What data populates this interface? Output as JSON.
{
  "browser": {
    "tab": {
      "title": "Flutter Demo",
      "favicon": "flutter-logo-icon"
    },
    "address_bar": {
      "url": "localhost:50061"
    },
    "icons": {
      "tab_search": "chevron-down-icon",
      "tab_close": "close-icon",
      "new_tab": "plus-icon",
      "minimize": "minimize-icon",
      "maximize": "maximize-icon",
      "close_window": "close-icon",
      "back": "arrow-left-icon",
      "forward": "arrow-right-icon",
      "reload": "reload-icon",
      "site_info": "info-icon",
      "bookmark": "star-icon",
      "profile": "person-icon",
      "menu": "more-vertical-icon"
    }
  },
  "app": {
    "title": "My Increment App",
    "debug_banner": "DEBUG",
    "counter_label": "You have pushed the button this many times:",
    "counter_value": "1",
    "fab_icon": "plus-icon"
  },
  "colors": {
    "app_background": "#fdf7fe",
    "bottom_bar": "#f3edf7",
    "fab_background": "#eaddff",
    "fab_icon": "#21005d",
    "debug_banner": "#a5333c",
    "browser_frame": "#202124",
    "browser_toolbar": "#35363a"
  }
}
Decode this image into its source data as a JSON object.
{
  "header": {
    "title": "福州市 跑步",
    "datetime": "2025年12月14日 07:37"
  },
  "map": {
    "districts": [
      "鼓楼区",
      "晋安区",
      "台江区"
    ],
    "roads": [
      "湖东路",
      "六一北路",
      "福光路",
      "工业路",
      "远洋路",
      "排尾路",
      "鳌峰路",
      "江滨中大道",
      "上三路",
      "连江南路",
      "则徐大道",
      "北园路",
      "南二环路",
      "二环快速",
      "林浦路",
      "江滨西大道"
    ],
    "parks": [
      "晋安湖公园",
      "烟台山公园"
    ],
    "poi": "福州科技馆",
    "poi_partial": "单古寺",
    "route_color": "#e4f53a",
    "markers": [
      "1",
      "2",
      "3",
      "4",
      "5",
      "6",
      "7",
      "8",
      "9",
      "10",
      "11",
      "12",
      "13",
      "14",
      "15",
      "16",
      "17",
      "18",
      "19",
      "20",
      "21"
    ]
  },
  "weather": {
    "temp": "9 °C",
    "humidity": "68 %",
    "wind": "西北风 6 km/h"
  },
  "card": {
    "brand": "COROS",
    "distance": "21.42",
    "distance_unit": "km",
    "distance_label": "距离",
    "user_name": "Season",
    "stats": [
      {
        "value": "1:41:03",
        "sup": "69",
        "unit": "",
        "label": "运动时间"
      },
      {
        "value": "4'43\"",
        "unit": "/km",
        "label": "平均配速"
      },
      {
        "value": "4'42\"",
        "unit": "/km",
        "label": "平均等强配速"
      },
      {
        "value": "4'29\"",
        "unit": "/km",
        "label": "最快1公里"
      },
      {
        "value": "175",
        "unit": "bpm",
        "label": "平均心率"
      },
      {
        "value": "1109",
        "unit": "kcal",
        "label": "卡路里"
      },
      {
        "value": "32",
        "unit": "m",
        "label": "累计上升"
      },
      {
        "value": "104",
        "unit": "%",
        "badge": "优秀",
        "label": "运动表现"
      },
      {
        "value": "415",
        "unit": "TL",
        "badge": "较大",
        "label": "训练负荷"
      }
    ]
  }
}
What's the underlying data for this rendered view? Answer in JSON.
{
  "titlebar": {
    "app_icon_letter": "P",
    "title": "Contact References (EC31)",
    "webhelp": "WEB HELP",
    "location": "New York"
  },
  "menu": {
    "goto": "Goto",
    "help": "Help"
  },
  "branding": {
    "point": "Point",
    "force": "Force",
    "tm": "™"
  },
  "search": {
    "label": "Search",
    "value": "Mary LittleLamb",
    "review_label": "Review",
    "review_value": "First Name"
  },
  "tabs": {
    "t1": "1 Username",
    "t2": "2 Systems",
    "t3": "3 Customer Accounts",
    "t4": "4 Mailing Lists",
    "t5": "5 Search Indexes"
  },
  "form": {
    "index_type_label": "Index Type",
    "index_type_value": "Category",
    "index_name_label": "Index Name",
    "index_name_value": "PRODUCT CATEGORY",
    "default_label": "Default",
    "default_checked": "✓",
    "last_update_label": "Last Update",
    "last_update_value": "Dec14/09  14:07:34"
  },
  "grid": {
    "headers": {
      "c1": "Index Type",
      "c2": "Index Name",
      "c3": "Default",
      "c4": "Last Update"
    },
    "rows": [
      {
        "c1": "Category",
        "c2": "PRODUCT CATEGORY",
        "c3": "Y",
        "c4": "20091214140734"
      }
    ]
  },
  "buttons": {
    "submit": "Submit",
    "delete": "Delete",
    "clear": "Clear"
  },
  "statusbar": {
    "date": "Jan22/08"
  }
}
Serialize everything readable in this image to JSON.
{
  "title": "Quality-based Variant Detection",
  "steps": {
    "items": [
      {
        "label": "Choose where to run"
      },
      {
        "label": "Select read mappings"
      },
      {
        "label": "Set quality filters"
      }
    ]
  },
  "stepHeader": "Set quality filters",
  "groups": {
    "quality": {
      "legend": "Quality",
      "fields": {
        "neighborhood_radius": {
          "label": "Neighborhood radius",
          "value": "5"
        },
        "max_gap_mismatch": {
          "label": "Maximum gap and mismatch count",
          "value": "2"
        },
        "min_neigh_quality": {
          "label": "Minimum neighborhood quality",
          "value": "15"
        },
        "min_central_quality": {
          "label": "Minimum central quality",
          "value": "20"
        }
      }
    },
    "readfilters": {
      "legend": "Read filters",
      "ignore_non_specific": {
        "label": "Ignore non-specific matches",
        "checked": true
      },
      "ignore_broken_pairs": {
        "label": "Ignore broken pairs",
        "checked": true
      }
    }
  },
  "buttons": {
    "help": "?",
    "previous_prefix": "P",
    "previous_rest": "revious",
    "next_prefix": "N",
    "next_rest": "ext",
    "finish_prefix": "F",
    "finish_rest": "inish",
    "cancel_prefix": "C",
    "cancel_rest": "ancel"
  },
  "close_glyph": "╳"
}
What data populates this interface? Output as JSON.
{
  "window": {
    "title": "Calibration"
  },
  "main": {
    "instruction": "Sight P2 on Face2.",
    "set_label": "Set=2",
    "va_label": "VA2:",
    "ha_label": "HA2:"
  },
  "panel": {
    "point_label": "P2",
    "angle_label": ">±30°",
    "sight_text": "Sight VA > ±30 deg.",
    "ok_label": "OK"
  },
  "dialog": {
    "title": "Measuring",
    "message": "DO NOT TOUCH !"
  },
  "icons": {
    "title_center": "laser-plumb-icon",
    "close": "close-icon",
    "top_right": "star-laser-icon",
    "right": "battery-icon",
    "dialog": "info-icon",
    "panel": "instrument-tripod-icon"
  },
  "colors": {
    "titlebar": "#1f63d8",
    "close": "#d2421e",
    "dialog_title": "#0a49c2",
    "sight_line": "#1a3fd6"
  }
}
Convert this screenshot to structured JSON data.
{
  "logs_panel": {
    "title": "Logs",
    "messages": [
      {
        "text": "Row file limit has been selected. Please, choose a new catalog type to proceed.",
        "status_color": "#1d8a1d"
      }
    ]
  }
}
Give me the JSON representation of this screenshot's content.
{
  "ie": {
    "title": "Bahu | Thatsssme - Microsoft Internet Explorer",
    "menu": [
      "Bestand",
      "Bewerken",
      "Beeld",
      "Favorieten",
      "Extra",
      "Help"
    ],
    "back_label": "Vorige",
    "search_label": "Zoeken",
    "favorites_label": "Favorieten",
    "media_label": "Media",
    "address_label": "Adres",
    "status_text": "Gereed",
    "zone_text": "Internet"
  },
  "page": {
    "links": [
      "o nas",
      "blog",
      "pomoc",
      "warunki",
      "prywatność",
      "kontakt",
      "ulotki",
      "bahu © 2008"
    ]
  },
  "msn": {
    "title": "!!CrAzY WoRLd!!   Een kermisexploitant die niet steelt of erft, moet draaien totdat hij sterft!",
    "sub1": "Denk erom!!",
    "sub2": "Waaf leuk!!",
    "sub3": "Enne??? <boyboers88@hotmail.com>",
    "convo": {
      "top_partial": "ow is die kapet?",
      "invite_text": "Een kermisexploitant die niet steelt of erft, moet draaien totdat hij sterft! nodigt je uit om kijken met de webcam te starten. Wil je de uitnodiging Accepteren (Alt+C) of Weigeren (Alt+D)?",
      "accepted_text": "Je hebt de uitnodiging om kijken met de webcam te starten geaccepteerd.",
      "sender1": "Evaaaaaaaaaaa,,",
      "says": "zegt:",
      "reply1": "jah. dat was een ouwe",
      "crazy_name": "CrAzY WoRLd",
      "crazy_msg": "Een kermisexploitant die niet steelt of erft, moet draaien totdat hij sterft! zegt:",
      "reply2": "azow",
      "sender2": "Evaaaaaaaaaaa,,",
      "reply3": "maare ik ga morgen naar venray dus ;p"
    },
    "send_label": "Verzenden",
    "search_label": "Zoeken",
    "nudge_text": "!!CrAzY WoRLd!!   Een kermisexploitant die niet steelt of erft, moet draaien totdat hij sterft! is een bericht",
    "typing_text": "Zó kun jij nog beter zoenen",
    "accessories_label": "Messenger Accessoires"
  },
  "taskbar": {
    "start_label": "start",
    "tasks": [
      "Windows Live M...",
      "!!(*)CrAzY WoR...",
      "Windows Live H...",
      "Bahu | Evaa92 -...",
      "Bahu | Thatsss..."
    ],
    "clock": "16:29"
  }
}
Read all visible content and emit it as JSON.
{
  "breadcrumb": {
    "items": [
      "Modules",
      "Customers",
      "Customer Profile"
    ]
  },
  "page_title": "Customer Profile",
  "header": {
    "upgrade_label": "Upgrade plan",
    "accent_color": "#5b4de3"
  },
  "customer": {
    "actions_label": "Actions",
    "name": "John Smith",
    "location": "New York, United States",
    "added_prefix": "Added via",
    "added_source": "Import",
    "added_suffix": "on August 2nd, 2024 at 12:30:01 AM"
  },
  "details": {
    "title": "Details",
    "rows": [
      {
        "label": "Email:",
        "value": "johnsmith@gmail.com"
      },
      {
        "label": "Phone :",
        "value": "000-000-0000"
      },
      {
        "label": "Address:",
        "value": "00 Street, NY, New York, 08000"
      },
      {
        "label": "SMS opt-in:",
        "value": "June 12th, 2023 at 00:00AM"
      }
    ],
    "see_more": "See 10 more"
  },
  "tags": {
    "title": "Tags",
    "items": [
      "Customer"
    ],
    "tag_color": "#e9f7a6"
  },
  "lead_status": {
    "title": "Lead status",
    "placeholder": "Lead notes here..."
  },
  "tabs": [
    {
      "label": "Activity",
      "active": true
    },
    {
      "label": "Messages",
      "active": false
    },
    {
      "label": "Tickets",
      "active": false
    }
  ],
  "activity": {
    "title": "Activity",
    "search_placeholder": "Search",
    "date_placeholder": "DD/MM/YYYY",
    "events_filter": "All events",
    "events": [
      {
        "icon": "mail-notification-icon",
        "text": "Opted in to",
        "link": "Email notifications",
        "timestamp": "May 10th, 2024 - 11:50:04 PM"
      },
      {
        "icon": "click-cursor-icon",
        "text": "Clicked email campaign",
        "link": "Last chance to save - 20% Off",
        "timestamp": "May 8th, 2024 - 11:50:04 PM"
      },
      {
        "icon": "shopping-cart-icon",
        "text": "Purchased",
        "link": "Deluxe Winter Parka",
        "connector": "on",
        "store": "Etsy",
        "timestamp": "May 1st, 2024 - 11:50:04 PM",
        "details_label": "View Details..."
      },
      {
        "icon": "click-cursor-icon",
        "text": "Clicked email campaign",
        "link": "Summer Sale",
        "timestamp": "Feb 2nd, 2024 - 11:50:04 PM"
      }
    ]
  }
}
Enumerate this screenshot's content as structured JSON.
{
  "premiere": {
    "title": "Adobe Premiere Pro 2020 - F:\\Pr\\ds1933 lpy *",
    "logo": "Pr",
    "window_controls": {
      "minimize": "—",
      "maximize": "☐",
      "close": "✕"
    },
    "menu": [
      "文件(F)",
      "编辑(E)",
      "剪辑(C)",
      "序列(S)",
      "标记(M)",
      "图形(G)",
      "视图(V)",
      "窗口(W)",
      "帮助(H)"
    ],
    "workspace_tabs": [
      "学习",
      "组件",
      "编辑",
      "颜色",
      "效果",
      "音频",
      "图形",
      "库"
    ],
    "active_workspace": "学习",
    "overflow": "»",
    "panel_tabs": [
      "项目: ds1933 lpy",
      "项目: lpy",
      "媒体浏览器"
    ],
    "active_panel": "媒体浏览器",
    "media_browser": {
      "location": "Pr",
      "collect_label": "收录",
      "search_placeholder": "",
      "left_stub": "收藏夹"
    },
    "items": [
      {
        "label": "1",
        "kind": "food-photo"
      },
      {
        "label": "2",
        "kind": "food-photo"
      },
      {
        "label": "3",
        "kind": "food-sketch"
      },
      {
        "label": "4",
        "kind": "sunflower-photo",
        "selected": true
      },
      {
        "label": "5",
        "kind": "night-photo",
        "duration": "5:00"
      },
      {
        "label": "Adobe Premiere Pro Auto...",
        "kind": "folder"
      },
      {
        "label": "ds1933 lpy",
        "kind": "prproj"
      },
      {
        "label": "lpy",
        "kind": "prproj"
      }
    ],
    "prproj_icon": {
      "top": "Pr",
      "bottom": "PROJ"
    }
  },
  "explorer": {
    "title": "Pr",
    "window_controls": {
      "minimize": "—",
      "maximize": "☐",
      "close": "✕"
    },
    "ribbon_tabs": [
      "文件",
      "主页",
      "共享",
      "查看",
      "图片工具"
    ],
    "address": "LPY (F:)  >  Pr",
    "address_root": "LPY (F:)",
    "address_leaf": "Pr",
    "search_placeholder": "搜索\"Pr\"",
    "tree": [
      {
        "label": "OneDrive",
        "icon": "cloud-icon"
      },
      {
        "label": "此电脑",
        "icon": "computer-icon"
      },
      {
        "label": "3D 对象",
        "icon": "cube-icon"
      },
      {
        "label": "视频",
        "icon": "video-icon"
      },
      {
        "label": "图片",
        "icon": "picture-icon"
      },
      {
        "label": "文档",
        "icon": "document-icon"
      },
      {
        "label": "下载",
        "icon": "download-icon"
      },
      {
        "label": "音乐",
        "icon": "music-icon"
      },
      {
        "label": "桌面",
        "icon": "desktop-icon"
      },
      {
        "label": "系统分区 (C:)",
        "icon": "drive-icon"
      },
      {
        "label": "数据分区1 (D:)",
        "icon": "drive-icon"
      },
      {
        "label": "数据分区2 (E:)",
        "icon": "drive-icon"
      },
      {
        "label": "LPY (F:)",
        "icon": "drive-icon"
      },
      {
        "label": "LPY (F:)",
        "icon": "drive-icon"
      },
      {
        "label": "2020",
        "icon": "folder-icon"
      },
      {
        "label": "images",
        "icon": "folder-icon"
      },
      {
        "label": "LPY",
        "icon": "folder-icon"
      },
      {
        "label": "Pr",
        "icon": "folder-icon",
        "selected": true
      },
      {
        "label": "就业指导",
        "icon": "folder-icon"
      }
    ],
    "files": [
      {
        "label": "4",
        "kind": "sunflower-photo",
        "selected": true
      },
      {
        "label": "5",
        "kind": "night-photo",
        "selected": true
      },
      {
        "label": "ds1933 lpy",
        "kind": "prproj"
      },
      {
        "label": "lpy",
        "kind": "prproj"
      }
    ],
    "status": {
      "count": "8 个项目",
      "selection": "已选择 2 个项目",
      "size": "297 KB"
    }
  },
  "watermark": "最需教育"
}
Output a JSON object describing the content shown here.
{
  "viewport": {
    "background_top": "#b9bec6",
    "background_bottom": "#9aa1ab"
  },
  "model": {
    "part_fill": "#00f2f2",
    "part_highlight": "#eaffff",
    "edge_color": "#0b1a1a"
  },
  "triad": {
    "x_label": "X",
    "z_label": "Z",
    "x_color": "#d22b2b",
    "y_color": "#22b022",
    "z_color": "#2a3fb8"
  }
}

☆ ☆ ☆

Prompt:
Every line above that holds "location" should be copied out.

Output for this exercise:
    "location": "New York"
    "location": "New York, United States",
      "location": "Pr",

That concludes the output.